Las Vegas Home prices are at levels we haven’t seen since early 2004.

That’s the year when home prices began to increase by 30% – 50% in some areas of the Las Vegas Valley.  I am not sure how much further home prices can drop, but as long as foreclosures continue to be so widespread in Las Vegas there is a chance that prices could keep falling.

What does this mean for potential buyers? 

It means a great deal on a home that just two years ago would have been priced way out of their budget. With interest rates still very low, buyers have an opportunity to get into their dream home with their closing costs paid and with a low interest rate!  Even Las Vegas Home Builders are giving incentives that you would not have seen in 2004 or 2005.  Take advantage of the real estate market in Las Vegas before home prices begin to rebound.

Can’t Sell Your Las Vegas Home?

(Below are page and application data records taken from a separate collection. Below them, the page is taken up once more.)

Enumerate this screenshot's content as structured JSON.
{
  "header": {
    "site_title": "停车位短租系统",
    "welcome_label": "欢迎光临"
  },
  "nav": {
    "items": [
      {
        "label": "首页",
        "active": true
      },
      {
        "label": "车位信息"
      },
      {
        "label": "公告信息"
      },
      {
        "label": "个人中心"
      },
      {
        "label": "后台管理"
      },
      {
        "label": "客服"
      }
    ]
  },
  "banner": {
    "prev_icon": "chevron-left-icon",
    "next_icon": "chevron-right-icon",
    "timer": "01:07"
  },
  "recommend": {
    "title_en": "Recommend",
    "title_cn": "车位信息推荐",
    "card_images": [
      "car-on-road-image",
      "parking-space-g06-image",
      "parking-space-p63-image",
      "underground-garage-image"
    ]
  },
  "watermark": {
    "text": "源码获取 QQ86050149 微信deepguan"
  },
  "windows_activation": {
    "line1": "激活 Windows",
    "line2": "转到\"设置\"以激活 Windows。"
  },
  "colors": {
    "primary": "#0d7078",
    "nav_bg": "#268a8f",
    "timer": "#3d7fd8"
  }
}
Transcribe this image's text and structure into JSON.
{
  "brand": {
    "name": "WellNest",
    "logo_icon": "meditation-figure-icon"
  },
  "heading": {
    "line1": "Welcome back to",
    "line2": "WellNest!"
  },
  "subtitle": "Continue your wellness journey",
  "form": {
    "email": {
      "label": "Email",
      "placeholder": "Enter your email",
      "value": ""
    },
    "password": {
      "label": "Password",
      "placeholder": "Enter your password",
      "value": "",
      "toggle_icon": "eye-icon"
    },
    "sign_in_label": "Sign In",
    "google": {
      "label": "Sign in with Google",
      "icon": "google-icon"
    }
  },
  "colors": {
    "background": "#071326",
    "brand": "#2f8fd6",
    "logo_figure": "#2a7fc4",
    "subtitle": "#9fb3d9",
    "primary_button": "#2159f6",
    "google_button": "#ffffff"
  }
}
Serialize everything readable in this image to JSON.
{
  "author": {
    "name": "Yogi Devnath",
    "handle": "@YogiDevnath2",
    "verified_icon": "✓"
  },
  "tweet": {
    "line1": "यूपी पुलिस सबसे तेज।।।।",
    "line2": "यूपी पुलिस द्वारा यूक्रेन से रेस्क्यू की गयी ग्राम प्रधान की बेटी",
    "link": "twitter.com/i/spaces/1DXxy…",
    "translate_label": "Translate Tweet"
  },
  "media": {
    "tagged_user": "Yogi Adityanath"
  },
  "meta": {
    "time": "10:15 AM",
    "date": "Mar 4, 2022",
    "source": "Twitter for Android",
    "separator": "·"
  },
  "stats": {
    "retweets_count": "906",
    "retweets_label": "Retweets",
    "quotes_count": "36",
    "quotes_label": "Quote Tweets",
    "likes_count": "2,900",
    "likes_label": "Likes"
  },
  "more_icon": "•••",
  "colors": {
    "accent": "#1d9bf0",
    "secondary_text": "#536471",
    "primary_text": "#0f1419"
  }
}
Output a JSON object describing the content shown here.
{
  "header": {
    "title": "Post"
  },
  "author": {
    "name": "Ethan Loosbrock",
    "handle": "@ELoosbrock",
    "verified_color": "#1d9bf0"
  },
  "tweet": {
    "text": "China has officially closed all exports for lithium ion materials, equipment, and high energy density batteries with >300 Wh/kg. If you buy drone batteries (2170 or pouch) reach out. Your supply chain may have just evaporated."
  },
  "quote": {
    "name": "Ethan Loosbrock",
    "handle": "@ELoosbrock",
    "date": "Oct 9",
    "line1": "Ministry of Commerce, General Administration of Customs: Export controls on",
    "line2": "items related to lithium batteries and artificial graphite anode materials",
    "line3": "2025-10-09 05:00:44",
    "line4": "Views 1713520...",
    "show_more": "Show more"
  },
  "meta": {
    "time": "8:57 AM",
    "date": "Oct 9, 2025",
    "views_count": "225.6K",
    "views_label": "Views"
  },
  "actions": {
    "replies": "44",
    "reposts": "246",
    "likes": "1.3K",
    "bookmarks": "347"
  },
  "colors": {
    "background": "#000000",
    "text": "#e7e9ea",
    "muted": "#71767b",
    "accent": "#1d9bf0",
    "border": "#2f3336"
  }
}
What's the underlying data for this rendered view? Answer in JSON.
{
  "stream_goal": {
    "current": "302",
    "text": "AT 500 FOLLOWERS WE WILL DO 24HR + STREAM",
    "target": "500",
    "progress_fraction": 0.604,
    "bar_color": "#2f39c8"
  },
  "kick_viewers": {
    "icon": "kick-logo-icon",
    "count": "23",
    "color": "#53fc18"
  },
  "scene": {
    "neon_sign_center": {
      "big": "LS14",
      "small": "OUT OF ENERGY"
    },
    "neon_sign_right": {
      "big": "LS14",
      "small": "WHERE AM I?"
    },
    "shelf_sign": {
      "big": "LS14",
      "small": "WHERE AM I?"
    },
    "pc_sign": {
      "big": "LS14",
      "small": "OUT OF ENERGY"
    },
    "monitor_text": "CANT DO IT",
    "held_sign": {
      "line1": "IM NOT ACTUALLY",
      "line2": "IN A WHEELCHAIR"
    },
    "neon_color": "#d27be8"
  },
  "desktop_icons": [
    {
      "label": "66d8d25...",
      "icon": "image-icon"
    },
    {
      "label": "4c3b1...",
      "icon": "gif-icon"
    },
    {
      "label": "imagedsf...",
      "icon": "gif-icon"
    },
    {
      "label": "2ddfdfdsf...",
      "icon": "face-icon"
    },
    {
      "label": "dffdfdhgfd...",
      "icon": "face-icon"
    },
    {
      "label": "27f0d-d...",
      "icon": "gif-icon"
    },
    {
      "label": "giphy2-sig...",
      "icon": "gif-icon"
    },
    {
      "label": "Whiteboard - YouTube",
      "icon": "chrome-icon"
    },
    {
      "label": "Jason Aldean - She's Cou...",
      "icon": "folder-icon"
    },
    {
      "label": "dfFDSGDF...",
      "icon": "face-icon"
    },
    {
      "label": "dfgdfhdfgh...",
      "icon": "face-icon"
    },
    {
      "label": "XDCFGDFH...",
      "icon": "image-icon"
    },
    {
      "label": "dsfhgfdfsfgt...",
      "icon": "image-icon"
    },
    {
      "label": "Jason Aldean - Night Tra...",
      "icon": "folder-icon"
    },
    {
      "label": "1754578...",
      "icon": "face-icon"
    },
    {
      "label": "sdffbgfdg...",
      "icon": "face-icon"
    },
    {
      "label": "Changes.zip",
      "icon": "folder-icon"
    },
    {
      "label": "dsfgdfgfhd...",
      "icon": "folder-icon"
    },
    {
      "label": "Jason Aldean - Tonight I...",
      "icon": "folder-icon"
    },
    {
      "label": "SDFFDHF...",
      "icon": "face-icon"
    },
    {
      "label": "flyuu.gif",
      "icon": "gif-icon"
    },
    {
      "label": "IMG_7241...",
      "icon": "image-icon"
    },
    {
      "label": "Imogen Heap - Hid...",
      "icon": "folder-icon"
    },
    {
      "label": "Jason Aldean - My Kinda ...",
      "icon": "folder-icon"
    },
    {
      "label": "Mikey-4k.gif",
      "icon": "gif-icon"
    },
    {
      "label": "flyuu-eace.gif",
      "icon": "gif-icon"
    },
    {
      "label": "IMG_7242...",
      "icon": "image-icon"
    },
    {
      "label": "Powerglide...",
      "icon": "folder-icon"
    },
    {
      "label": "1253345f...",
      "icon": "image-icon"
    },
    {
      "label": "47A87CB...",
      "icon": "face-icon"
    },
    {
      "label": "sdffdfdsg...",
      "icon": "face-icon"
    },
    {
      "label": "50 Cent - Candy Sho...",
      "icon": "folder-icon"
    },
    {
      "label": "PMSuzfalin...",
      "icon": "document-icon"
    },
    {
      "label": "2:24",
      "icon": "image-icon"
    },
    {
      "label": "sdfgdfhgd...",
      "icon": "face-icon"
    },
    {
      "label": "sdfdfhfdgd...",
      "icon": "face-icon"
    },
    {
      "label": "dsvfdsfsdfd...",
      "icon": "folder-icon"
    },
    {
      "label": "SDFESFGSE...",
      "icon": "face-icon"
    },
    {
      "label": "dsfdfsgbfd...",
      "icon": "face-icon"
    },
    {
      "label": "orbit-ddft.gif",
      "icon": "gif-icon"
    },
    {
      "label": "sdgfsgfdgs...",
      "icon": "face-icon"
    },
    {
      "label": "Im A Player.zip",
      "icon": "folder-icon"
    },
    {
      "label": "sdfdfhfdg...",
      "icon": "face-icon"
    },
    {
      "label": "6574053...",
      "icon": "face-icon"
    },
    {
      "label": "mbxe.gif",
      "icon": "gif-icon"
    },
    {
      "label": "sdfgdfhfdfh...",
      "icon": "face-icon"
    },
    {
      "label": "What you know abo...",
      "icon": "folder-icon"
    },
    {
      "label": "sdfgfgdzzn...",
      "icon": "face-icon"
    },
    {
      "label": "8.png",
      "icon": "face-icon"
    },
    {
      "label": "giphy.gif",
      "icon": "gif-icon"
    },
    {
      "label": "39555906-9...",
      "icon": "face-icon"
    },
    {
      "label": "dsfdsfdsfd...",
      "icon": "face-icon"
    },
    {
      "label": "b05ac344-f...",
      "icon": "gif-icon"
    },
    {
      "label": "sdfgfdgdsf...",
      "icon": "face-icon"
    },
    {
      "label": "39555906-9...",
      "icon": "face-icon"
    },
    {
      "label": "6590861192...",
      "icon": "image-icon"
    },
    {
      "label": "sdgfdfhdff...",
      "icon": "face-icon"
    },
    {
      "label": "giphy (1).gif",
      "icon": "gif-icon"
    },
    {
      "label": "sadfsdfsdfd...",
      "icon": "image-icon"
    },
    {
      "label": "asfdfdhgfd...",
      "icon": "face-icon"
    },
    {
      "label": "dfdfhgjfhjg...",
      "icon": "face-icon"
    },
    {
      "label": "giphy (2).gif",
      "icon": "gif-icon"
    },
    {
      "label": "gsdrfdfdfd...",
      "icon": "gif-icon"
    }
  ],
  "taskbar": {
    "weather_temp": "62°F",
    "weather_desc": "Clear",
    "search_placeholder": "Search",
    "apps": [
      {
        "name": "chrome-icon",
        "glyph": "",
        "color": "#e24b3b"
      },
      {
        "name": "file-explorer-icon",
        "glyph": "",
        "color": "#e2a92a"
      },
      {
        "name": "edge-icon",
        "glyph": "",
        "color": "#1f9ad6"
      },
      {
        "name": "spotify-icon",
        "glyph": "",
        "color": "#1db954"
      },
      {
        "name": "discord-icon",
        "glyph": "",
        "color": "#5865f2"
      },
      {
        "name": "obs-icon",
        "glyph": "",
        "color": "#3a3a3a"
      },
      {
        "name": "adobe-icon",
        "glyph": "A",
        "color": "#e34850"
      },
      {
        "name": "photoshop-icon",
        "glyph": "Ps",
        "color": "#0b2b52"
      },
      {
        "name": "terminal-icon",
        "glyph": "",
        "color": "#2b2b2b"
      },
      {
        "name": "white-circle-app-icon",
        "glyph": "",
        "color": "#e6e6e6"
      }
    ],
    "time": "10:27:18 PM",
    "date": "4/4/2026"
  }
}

Rent It

Have you been trying to sell your Las Vegas Home and just can’t seem to get an offer or at least an offer that is close to what you are asking?  Is your home listed with a Las Vegas Real Estate Agent?  Are you wondering if your real estate agent is doing everything they can to get your home sold?  Well, they probably are doing everything they can!

If you are not behind in any payments and actually have equity, you probably can’t offer your home at a price that can compare to bank owned and shortsales in your neighbourhood.  According to Scott Nelson with Stewart Title of Las Vegas, over 95% of the homes in escrow are bank owned or shortsales.  That tells you that unless you can price your home comparable to Las Vegas Bank Owned homes, you will have a very hard time selling your home.

So what do you do?  Rent your Las Vegas Home!  Rental prices are rising and you have a better chance of renting your home than selling it!  So if you can afford to wait until the market becomes a little more favourable to sellers, rent your Las Vegas Home.